> [EXERCISE REQUIREMENTS] Look through the records below and collect all lines that hold the string "cube".

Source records
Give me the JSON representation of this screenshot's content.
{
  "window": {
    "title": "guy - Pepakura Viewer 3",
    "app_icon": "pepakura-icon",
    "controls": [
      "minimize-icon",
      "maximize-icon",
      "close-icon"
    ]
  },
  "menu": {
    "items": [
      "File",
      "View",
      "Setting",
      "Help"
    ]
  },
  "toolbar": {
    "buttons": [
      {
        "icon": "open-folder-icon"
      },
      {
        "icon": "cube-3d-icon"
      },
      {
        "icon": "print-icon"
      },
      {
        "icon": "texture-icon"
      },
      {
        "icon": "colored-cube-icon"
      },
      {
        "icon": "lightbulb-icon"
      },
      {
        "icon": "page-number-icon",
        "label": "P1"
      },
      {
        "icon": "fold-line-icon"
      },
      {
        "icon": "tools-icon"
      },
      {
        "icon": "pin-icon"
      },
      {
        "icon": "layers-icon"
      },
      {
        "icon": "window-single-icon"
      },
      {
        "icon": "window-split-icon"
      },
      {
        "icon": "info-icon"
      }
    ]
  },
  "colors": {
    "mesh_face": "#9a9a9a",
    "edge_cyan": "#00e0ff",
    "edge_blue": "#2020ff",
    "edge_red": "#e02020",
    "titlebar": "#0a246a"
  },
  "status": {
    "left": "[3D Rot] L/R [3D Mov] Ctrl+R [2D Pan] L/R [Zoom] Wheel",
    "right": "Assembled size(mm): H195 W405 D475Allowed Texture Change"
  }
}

> [WRITTEN ANSWER]
        "icon": "cube-3d-icon"
        "icon": "colored-cube-icon"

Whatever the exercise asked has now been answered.